## Problem statement
Scan the data for "Repair" and copy each matching line.

Records from a data collection:
============

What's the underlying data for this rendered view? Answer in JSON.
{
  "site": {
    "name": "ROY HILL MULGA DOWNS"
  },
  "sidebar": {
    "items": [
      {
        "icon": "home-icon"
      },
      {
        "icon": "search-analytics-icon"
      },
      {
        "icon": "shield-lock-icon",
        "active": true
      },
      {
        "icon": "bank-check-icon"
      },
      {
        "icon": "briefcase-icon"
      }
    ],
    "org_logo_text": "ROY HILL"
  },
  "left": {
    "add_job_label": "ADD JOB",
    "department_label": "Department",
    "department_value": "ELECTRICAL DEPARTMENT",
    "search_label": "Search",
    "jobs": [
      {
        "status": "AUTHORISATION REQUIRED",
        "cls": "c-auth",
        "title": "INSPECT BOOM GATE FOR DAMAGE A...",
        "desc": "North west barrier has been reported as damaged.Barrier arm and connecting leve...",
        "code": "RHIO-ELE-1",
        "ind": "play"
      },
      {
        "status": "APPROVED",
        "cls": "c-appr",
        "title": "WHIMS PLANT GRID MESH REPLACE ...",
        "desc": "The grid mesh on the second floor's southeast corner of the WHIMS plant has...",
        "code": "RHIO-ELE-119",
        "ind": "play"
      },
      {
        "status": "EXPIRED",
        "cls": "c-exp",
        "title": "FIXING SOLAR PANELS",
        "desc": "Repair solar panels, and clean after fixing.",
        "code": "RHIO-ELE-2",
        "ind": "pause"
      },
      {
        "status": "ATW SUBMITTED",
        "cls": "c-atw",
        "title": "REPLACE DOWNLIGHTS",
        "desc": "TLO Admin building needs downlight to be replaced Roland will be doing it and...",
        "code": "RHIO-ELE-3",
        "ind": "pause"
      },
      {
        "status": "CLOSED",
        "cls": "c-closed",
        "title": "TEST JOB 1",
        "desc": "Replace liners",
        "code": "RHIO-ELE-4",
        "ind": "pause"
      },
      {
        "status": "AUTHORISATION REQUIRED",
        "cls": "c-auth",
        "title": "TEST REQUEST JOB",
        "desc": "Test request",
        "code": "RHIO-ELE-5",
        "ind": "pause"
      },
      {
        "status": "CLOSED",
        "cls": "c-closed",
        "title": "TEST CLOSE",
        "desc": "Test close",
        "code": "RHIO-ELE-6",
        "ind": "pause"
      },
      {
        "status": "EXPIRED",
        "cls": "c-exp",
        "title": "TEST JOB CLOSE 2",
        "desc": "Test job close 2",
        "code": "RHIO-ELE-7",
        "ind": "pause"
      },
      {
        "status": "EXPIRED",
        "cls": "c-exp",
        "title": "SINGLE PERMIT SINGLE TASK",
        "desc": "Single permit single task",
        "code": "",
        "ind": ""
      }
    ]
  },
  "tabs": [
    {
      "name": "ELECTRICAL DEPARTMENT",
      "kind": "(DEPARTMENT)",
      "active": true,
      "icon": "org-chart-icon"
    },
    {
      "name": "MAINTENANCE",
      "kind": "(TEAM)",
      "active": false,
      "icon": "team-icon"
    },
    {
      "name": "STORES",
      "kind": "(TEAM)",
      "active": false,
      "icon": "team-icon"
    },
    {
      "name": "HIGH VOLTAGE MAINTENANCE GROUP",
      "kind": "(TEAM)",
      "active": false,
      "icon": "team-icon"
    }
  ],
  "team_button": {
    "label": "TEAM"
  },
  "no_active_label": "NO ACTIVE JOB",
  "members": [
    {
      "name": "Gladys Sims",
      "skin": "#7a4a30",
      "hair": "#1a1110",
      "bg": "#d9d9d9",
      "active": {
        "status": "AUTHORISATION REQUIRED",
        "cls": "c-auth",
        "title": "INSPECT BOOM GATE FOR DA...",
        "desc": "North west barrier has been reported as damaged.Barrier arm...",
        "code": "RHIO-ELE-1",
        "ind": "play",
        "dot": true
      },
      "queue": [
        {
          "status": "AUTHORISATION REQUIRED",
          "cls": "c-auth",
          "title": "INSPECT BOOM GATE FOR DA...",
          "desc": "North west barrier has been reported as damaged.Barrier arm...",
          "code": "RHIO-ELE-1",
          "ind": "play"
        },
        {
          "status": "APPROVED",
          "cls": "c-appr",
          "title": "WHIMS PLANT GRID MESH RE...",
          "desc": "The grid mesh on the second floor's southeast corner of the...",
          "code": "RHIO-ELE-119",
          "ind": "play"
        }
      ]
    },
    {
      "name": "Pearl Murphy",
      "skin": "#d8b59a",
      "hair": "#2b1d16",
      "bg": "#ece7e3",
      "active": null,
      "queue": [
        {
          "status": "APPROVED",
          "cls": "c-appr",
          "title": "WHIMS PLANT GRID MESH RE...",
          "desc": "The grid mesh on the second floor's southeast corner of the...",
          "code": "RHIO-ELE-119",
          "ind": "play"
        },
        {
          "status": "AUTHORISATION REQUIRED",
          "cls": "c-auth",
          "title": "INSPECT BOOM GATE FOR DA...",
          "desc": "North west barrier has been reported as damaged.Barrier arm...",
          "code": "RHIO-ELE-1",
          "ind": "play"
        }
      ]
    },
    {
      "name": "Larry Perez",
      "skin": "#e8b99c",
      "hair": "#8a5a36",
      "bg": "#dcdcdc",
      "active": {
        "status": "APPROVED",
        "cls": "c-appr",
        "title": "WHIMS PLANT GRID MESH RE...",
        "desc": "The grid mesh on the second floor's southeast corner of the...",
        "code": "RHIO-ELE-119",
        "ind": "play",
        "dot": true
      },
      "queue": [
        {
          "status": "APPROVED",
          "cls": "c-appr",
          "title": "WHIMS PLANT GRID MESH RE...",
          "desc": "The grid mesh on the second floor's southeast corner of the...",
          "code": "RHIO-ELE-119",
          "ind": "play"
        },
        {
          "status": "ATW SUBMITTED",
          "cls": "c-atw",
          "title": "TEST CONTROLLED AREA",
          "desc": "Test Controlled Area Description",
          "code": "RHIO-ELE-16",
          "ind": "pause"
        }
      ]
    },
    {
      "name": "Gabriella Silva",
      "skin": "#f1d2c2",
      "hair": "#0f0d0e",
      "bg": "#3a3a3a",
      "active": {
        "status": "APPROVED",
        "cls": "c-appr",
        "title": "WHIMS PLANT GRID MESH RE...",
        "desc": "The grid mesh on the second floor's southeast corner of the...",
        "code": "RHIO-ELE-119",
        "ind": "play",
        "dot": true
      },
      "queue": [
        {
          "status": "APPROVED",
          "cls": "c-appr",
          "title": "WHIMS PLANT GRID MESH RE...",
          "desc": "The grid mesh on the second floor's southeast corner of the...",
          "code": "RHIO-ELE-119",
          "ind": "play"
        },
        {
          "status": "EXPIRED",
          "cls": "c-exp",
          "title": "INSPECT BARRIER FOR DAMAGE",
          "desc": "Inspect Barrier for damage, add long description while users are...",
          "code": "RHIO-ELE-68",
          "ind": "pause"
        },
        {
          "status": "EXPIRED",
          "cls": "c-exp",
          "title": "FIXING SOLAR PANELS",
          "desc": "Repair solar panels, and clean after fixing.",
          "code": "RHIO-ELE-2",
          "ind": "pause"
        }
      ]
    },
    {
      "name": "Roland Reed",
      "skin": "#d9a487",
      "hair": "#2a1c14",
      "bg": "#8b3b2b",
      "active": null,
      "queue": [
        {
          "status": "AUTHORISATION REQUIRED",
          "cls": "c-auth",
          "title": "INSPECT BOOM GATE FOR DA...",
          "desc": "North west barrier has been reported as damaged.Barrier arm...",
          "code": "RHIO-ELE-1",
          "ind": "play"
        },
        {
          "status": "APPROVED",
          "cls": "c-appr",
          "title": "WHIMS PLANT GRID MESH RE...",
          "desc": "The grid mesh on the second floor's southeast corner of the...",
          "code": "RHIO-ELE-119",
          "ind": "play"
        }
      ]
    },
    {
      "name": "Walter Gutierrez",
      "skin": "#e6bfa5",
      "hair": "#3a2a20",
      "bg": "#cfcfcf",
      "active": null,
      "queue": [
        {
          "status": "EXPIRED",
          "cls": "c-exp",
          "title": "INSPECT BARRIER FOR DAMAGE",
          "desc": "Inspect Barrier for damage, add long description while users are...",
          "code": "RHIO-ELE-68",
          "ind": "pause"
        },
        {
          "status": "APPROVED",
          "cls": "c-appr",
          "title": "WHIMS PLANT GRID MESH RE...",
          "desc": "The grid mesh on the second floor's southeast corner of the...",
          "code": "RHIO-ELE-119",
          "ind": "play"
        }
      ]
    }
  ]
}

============

## Result of this exercise
        "desc": "Repair solar panels, and clean after fixing.",
          "desc": "Repair solar panels, and clean after fixing.",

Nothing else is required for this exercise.